New oils are emerging in the United States and worldwide. The degree to which global oils differ from one another is increasing, from carbon-laden oils that resist flow to ultra-light petroleum liquids trapped in tight shale oil. Developing these unconventional oils requires a clear departure from business-as-usual practices. The Carnegie Oil Initiative provides expert analysis, strategic guidance, and policy frameworks to manage new oil assets while protecting the climate.
Carnegie’s work to understand emerging new oils has been ongoing since our seminal publication, Understanding Unconventional Oil, in 2012. All publications from this project are archived here.
It remains to be seen how much oil and gas Iran will bring to the markets, but the uncertainty will not stop zealous investors from chasing potential opportunities.
The ongoing slack in oil has exerted pressure and shed light on many producer countries, which struggle to attract investment and fight to secure favorable contract terms.
The United States has to figure out how to deal with the climate impacts of its homegrown oil revolution.
The decline in crude oil prices heralds a new era.
Oil policies in Asia will drive oil development practices and protections worldwide, but they require transparency and data disclosure so that Asia’s decision-makers can better weigh their oil options.
Lower oil prices can be an opportunity for oil companies, as it shifts the bargaining power in their favor at the negotiating table with host governments.
Doubts have been raised and criticisms continue to be made about Lebanon’s choice of upstream petroleum fiscal terms and strategies to award oil and gas licenses.
Is OPEC an endangered species condemned to disappear?
U.S. shale producers don’t have the power that Saudi Arabia has wielded over the world oil market, but they have brought a new era of competition.
OPEC is being challenged on many fronts.
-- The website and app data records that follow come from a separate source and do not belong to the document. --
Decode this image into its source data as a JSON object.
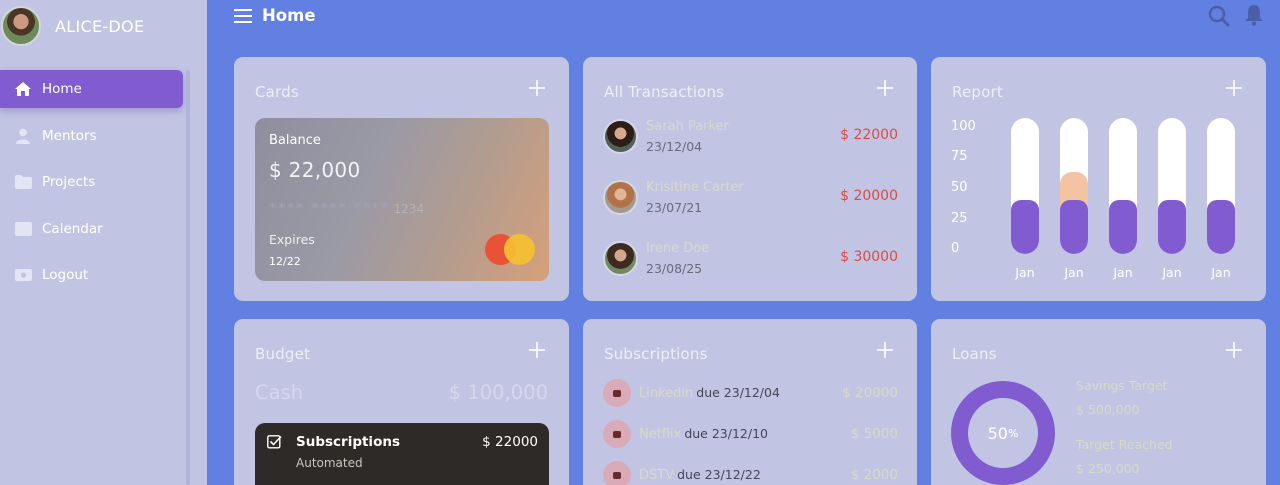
{
  "profile": {
    "username": "ALICE-DOE"
  },
  "nav": [
    {
      "label": "Home",
      "icon": "home-icon",
      "active": true
    },
    {
      "label": "Mentors",
      "icon": "user-icon"
    },
    {
      "label": "Projects",
      "icon": "folder-icon"
    },
    {
      "label": "Calendar",
      "icon": "calendar-icon"
    },
    {
      "label": "Logout",
      "icon": "logout-icon"
    }
  ],
  "topbar": {
    "title": "Home"
  },
  "cards_panel": {
    "title": "Cards",
    "balance_label": "Balance",
    "balance_value": "$ 22,000",
    "masked_number": "**** **** ****",
    "last_digits": "1234",
    "expires_label": "Expires",
    "expires_value": "12/22"
  },
  "transactions_panel": {
    "title": "All Transactions",
    "items": [
      {
        "name": "Sarah Parker",
        "date": "23/12/04",
        "amount": "$ 22000"
      },
      {
        "name": "Krisitine Carter",
        "date": "23/07/21",
        "amount": "$ 20000"
      },
      {
        "name": "Irene Doe",
        "date": "23/08/25",
        "amount": "$ 30000"
      }
    ]
  },
  "report_panel": {
    "title": "Report",
    "chart_data": {
      "type": "bar",
      "y_ticks": [
        "100",
        "75",
        "50",
        "25",
        "0"
      ],
      "categories": [
        "Jan",
        "Jan",
        "Jan",
        "Jan",
        "Jan"
      ],
      "values": [
        40,
        40,
        40,
        40,
        40
      ],
      "highlight_values": [
        0,
        60,
        0,
        0,
        0
      ],
      "ylim": [
        0,
        100
      ],
      "colors": {
        "fill": "#805cd0",
        "highlight": "#f3c3a4",
        "track": "#ffffff"
      }
    }
  },
  "budget_panel": {
    "title": "Budget",
    "cash_label": "Cash",
    "cash_value": "$ 100,000",
    "sub_title": "Subscriptions",
    "sub_amount": "$ 22000",
    "sub_status": "Automated"
  },
  "subscriptions_panel": {
    "title": "Subscriptions",
    "items": [
      {
        "name": "Linkedin",
        "due": "due 23/12/04",
        "amount": "$ 20000"
      },
      {
        "name": "Netflix",
        "due": "due 23/12/10",
        "amount": "$ 5000"
      },
      {
        "name": "DSTV",
        "due": "due 23/12/22",
        "amount": "$ 2000"
      }
    ]
  },
  "loans_panel": {
    "title": "Loans",
    "percent": "50",
    "percent_sign": "%",
    "savings_label": "Savings Target",
    "savings_value": "$ 500,000",
    "reached_label": "Target Reached",
    "reached_value": "$ 250,000"
  },
  "colors": {
    "accent": "#805cd0",
    "background": "#6180e2",
    "panel": "#c1c5e3",
    "negative": "#e04a42"
  }
}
In order to survive, the organization may need to innovate, regroup, restructure, and renew its mission.